- [Work to complete]: Your task is to return all of the records exactly, minus any images.

- [Data listing]:

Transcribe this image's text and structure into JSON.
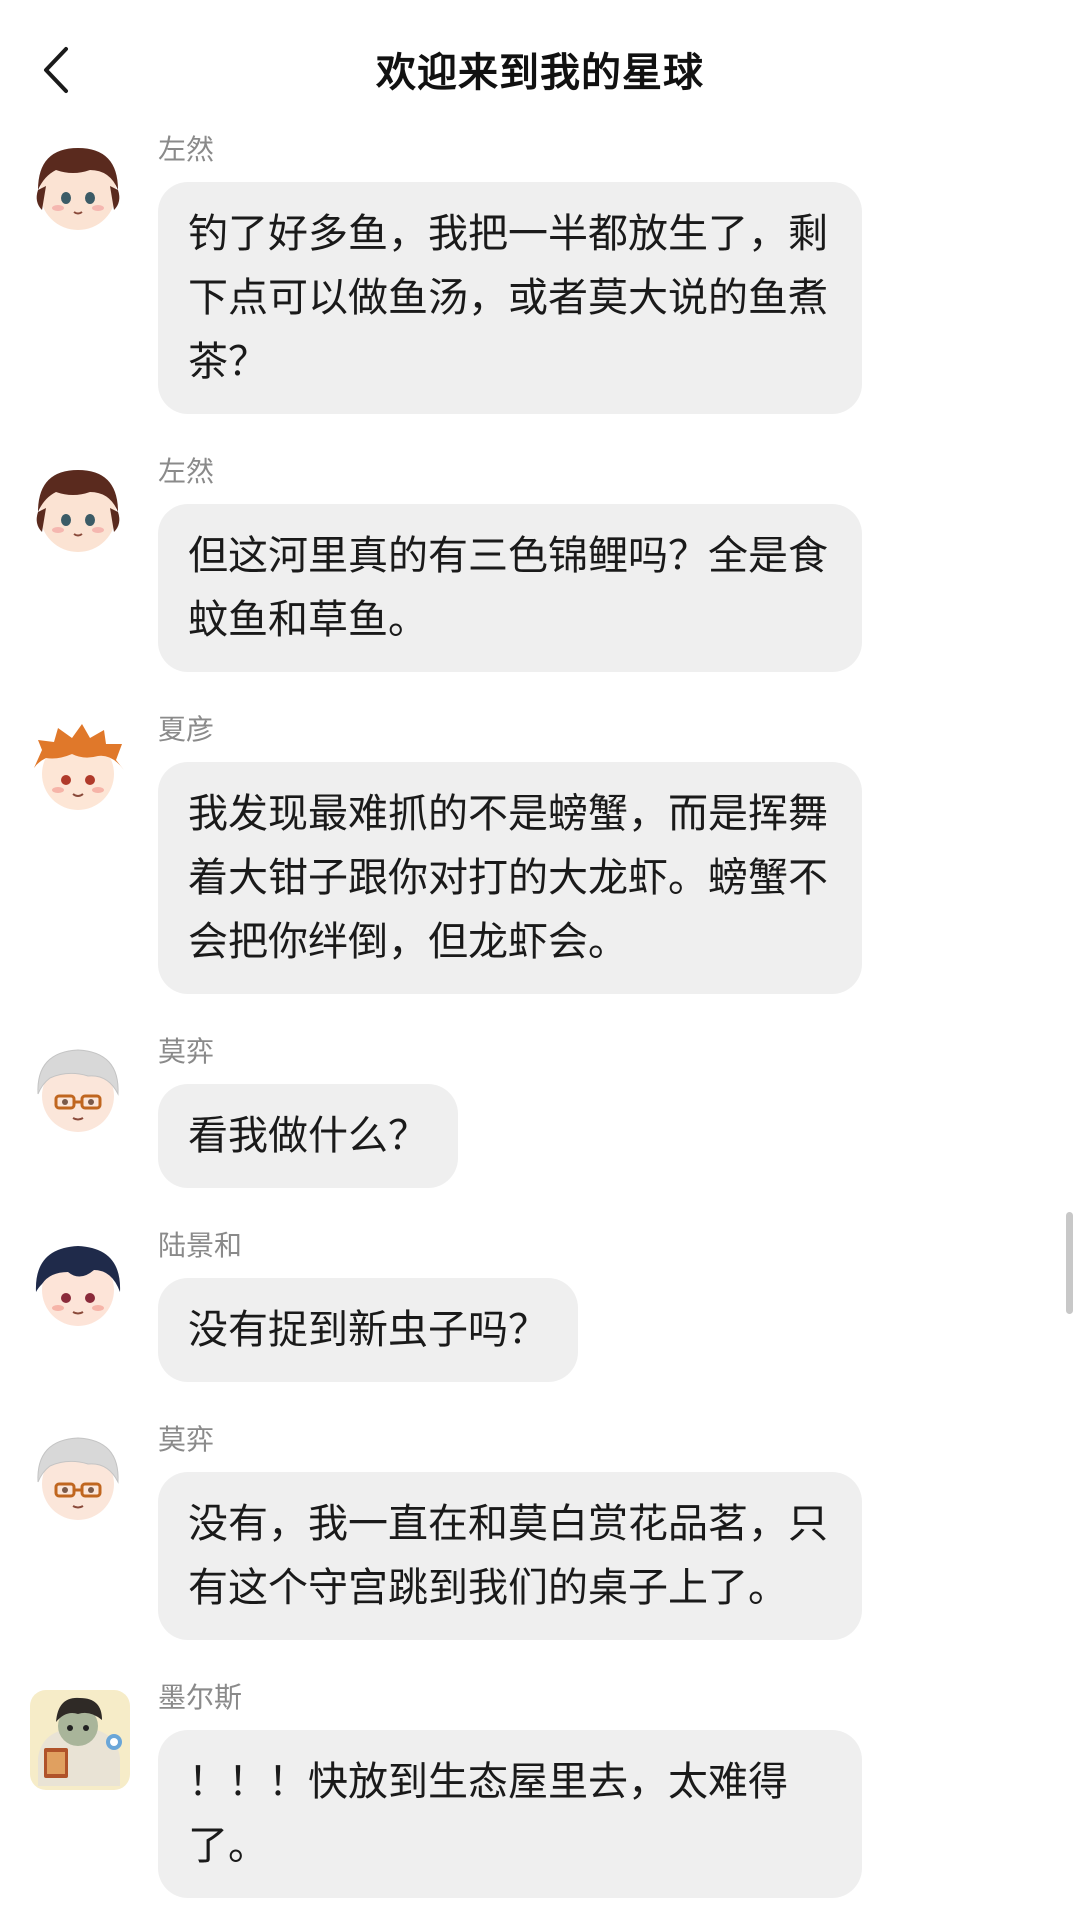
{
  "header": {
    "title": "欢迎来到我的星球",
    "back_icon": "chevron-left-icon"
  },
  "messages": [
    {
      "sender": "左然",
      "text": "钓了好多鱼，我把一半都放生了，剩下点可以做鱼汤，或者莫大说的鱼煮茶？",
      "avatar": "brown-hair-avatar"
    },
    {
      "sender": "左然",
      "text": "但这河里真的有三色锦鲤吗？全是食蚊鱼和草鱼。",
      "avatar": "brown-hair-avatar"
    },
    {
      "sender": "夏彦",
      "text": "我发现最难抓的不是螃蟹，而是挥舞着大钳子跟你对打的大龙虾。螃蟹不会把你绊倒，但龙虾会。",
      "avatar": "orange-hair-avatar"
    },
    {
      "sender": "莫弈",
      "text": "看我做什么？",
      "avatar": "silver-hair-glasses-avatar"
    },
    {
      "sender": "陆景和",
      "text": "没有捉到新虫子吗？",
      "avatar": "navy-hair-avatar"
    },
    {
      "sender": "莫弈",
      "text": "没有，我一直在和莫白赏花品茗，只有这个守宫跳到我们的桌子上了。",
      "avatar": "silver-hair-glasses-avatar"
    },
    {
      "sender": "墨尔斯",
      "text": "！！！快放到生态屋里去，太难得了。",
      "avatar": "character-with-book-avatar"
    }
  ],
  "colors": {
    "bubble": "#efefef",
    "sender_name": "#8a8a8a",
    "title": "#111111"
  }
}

- [Written response]:
Transcribe this image's text and structure into JSON.
{
  "header": {
    "title": "欢迎来到我的星球",
    "back_icon": "chevron-left-icon"
  },
  "messages": [
    {
      "sender": "左然",
      "text": "钓了好多鱼，我把一半都放生了，剩下点可以做鱼汤，或者莫大说的鱼煮茶？",
      "avatar": "brown-hair-avatar"
    },
    {
      "sender": "左然",
      "text": "但这河里真的有三色锦鲤吗？全是食蚊鱼和草鱼。",
      "avatar": "brown-hair-avatar"
    },
    {
      "sender": "夏彦",
      "text": "我发现最难抓的不是螃蟹，而是挥舞着大钳子跟你对打的大龙虾。螃蟹不会把你绊倒，但龙虾会。",
      "avatar": "orange-hair-avatar"
    },
    {
      "sender": "莫弈",
      "text": "看我做什么？",
      "avatar": "silver-hair-glasses-avatar"
    },
    {
      "sender": "陆景和",
      "text": "没有捉到新虫子吗？",
      "avatar": "navy-hair-avatar"
    },
    {
      "sender": "莫弈",
      "text": "没有，我一直在和莫白赏花品茗，只有这个守宫跳到我们的桌子上了。",
      "avatar": "silver-hair-glasses-avatar"
    },
    {
      "sender": "墨尔斯",
      "text": "！！！快放到生态屋里去，太难得了。",
      "avatar": "character-with-book-avatar"
    }
  ],
  "colors": {
    "bubble": "#efefef",
    "sender_name": "#8a8a8a",
    "title": "#111111"
  }
}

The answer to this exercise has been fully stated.